*Task item:* Determine how many lines of the entries contain "children". Reply with that number alone.

*Provided material:*
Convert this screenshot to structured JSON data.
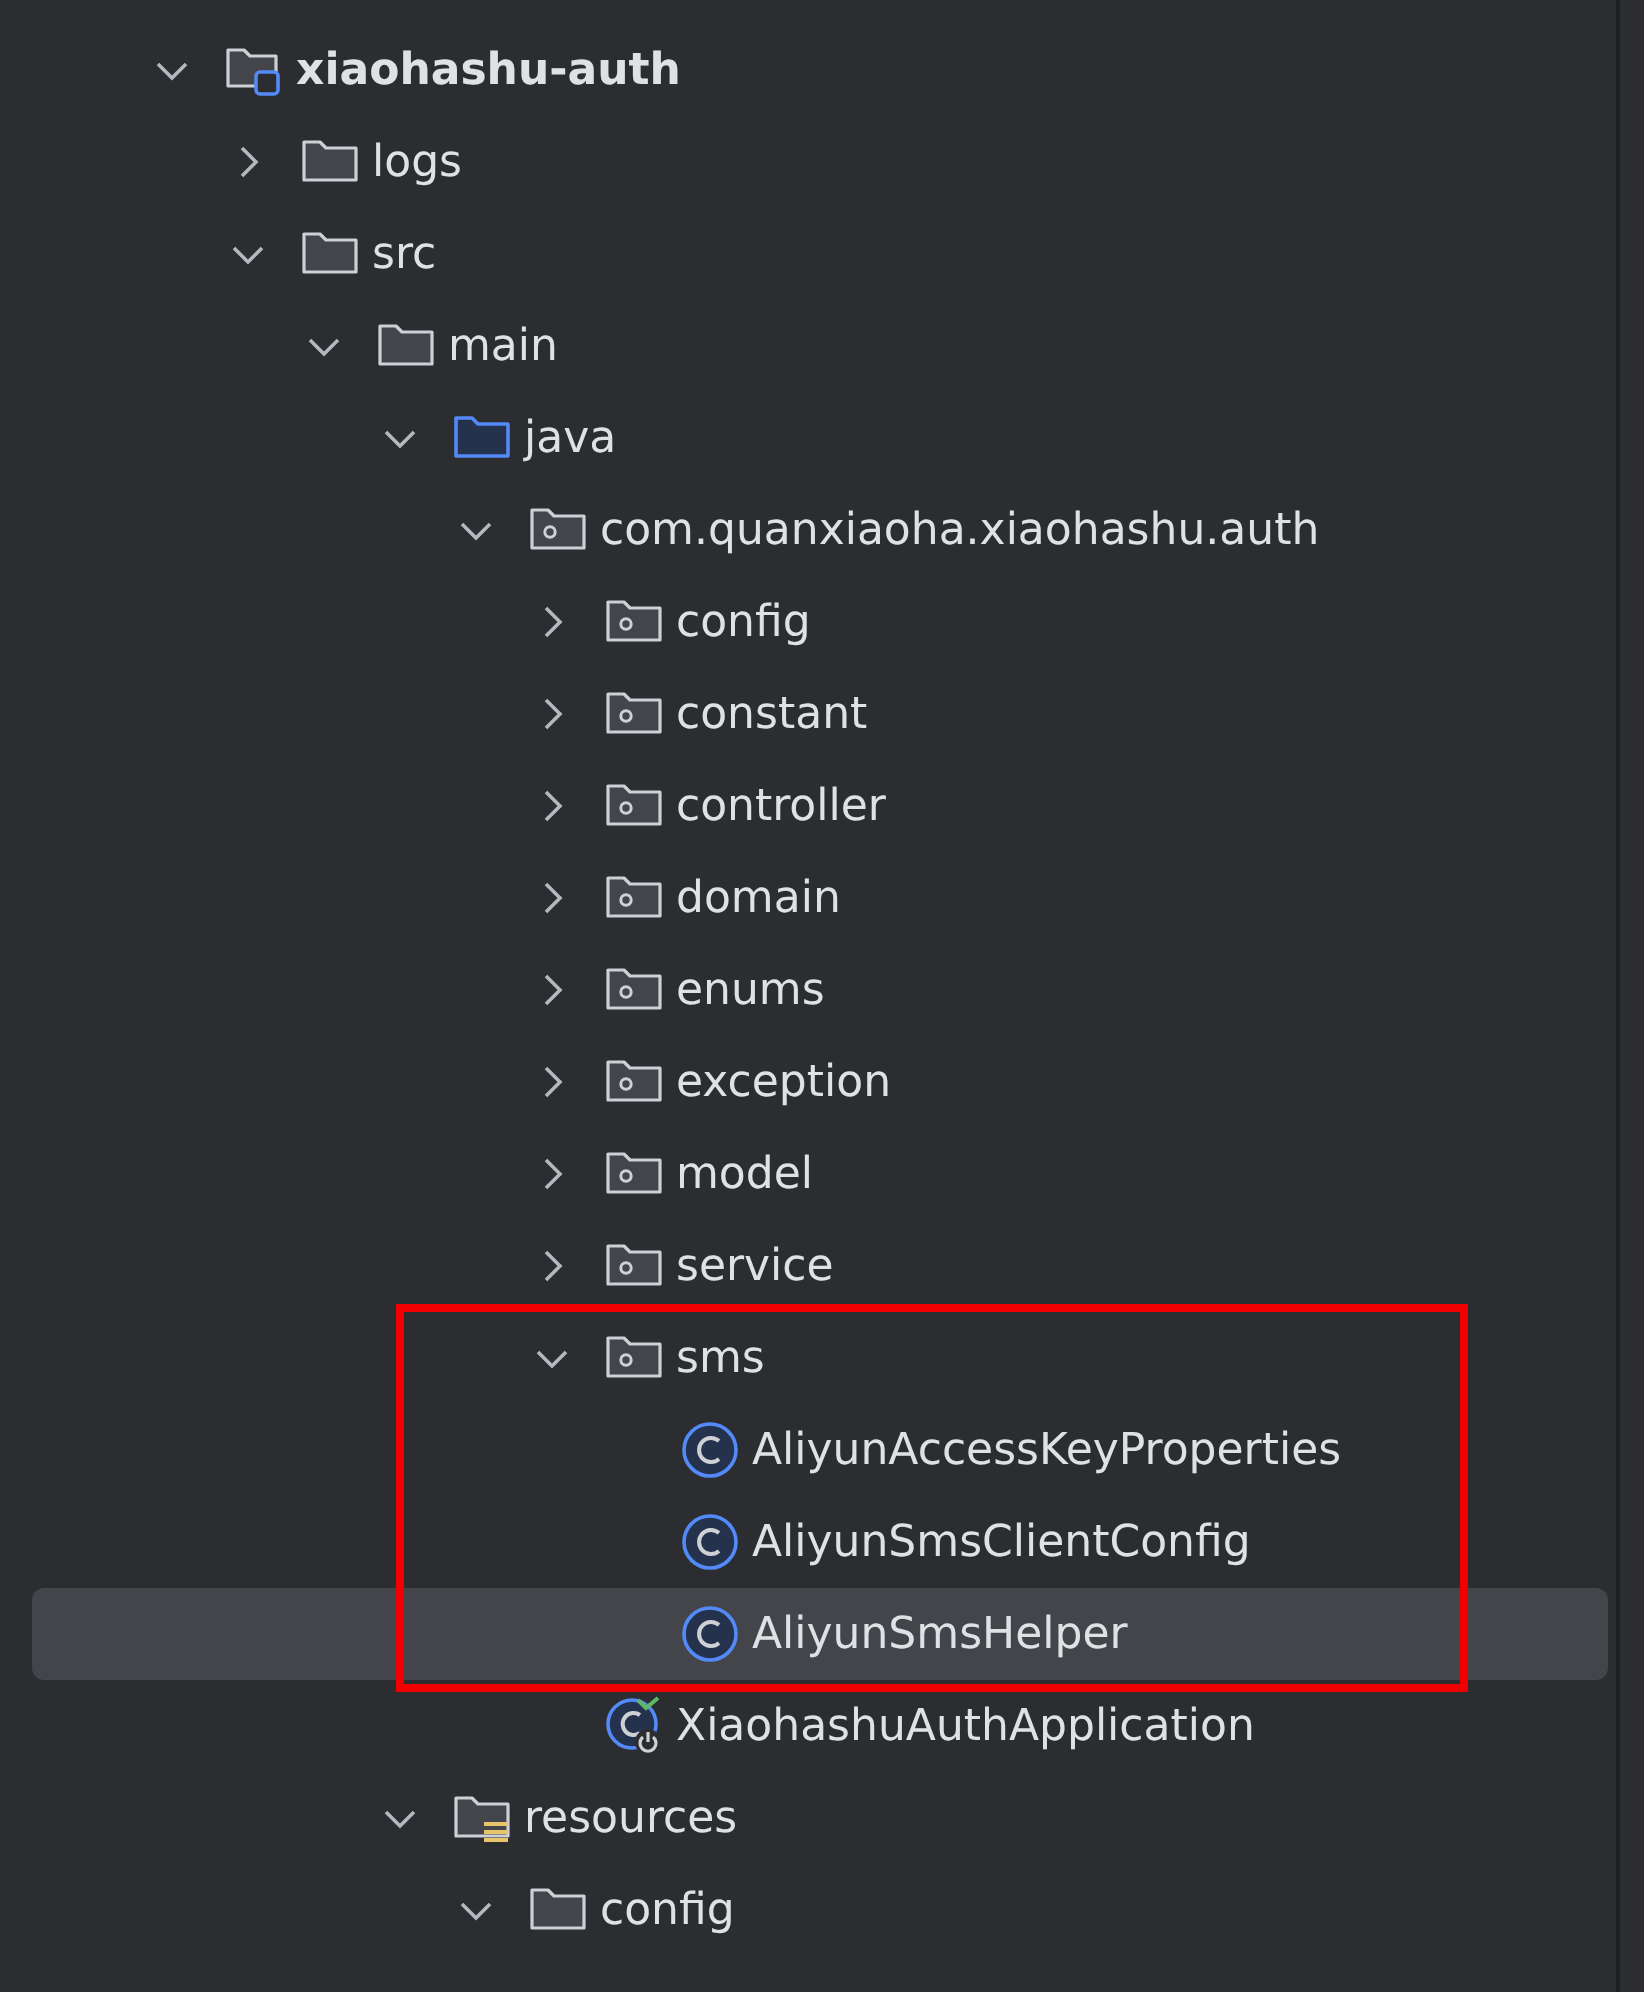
{
  "project_tree": {
    "nodes": [
      {
        "label": "xiaohashu-auth",
        "kind": "module",
        "expanded": true,
        "selected": false,
        "framed": false,
        "children": [
          {
            "label": "logs",
            "kind": "folder",
            "expanded": false,
            "selected": false,
            "framed": false
          },
          {
            "label": "src",
            "kind": "folder",
            "expanded": true,
            "selected": false,
            "framed": false,
            "children": [
              {
                "label": "main",
                "kind": "folder",
                "expanded": true,
                "selected": false,
                "framed": false,
                "children": [
                  {
                    "label": "java",
                    "kind": "source_folder",
                    "expanded": true,
                    "selected": false,
                    "framed": false,
                    "children": [
                      {
                        "label": "com.quanxiaoha.xiaohashu.auth",
                        "kind": "package",
                        "expanded": true,
                        "selected": false,
                        "framed": false,
                        "children": [
                          {
                            "label": "config",
                            "kind": "package",
                            "expanded": false,
                            "selected": false,
                            "framed": false
                          },
                          {
                            "label": "constant",
                            "kind": "package",
                            "expanded": false,
                            "selected": false,
                            "framed": false
                          },
                          {
                            "label": "controller",
                            "kind": "package",
                            "expanded": false,
                            "selected": false,
                            "framed": false
                          },
                          {
                            "label": "domain",
                            "kind": "package",
                            "expanded": false,
                            "selected": false,
                            "framed": false
                          },
                          {
                            "label": "enums",
                            "kind": "package",
                            "expanded": false,
                            "selected": false,
                            "framed": false
                          },
                          {
                            "label": "exception",
                            "kind": "package",
                            "expanded": false,
                            "selected": false,
                            "framed": false
                          },
                          {
                            "label": "model",
                            "kind": "package",
                            "expanded": false,
                            "selected": false,
                            "framed": false
                          },
                          {
                            "label": "service",
                            "kind": "package",
                            "expanded": false,
                            "selected": false,
                            "framed": false
                          },
                          {
                            "label": "sms",
                            "kind": "package",
                            "expanded": true,
                            "selected": false,
                            "framed": true,
                            "children": [
                              {
                                "label": "AliyunAccessKeyProperties",
                                "kind": "class",
                                "selected": false,
                                "framed": true
                              },
                              {
                                "label": "AliyunSmsClientConfig",
                                "kind": "class",
                                "selected": false,
                                "framed": true
                              },
                              {
                                "label": "AliyunSmsHelper",
                                "kind": "class",
                                "selected": true,
                                "framed": true
                              }
                            ]
                          },
                          {
                            "label": "XiaohashuAuthApplication",
                            "kind": "app_class",
                            "selected": false,
                            "framed": false
                          }
                        ]
                      }
                    ]
                  },
                  {
                    "label": "resources",
                    "kind": "resources_folder",
                    "expanded": true,
                    "selected": false,
                    "framed": false,
                    "children": [
                      {
                        "label": "config",
                        "kind": "folder",
                        "expanded": true,
                        "selected": false,
                        "framed": false
                      }
                    ]
                  }
                ]
              }
            ]
          }
        ]
      }
    ]
  }
}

*Exercise result:* 7